Whenever a line below includes the string "move", show it.
(Excerpted data)
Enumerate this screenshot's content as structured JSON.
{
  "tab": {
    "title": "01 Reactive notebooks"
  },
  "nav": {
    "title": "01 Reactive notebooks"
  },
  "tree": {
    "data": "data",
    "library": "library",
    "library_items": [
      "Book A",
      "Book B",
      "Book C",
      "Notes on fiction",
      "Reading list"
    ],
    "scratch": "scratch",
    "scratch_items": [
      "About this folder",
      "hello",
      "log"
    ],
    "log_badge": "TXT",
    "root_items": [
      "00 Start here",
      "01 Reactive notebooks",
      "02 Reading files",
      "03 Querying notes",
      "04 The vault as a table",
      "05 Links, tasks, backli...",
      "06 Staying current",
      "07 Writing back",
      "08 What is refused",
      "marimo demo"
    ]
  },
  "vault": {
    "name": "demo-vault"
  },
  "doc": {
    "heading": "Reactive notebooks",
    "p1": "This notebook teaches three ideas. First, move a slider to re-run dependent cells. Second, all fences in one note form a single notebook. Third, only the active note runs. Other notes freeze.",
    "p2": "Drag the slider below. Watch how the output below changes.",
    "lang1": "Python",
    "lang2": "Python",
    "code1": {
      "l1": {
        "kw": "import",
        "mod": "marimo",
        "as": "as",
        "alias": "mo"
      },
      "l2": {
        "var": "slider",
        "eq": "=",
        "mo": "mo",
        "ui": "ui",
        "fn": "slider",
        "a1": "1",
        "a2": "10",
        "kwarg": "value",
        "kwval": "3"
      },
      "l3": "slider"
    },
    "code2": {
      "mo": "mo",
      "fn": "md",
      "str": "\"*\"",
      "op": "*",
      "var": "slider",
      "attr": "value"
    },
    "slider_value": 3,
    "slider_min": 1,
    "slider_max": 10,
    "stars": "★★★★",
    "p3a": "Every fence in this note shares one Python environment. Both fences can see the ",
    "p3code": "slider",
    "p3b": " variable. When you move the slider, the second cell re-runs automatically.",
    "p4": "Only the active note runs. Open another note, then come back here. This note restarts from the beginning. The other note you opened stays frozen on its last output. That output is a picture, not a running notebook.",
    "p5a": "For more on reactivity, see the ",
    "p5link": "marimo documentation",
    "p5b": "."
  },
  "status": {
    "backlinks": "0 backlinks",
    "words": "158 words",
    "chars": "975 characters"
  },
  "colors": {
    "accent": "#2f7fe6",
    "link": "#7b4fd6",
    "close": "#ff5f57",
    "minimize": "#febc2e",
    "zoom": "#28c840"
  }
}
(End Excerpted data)
- Your solution
    "p1": "This notebook teaches three ideas. First, move a slider to re-run dependent cells. Second, all fences in one note form a single notebook. Third, only the active note runs. Other notes freeze.",
    "p3b": " variable. When you move the slider, the second cell re-runs automatically.",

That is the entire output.